You can replace AirPi with anything you want. For example I have KitchenPi and LivingPi.
It didn’t work right? If it did, you can ignore this next part. If you got an error along the lines of
Can't locate Net/SDP.pm then we need to run the following:
cpan install Net::SDP
More details about that last thing can be found on StackExchange: Problem installing Net::SDP.
OK, now you should be able to actually do that thing we tried to do:
./shairport.pl -a LiedToMeTheFirstTimePi
Hooray it works! You should be able to see LiedToMeTheFirstTimePi as an AirPlay source from your Mac or iOS device.
You could keep running that command everytime you booted your Pi in order to make it work, but you probably want to have it happen automatically right?
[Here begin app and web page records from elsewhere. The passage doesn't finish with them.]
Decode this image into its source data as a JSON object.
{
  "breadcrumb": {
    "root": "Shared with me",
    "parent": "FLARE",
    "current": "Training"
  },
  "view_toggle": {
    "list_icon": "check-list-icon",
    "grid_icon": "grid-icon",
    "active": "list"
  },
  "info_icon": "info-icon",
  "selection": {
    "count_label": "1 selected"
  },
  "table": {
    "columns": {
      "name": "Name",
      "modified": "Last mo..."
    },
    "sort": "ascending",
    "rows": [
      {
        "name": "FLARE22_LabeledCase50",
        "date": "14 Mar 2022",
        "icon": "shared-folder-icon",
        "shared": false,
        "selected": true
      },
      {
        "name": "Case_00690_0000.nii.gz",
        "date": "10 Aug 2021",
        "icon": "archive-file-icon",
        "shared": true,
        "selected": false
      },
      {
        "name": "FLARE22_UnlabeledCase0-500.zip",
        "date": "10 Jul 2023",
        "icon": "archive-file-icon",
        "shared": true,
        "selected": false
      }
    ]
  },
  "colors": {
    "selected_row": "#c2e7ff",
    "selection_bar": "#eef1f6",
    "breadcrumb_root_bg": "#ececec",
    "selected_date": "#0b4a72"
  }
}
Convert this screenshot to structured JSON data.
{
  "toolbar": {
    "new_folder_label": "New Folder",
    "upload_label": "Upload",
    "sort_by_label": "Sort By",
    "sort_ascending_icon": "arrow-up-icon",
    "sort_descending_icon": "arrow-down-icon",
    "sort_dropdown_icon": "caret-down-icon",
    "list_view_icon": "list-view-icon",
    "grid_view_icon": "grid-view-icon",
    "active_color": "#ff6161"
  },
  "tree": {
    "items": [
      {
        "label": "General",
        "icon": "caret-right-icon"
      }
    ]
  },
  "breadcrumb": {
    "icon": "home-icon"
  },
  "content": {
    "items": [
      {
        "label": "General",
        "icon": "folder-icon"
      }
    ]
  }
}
Once again, we’ll copy stuff from the Lifehacker article:
cd shairport make install cp shairport.init.sample /etc/init.d/shairport cd /etc/init.d chmod a+x shairport update-rc.d shairport defaults
Then we need to add it as a launch item.
sudo nano shairport
From Lifehacker: “This loads up Shairport file we need to edit. Look through the file for the “DAEMON_ARGS” line, and change it so it looks like this”:
DAEMON_ARGS="-w $PIDFILE -a AirPi"
Again, change AirPi to whatever you want it to be called when you view a list of AirPlay receivers.
Save the file (ctrl+x) and you’re good!
Hopefully that all went fine for you, but in case it didn’t you should be able to find your solution elsewhere on the internet. If I could be a little bit of help to you then I’ve done my job.
Here’s a list of resources that I used: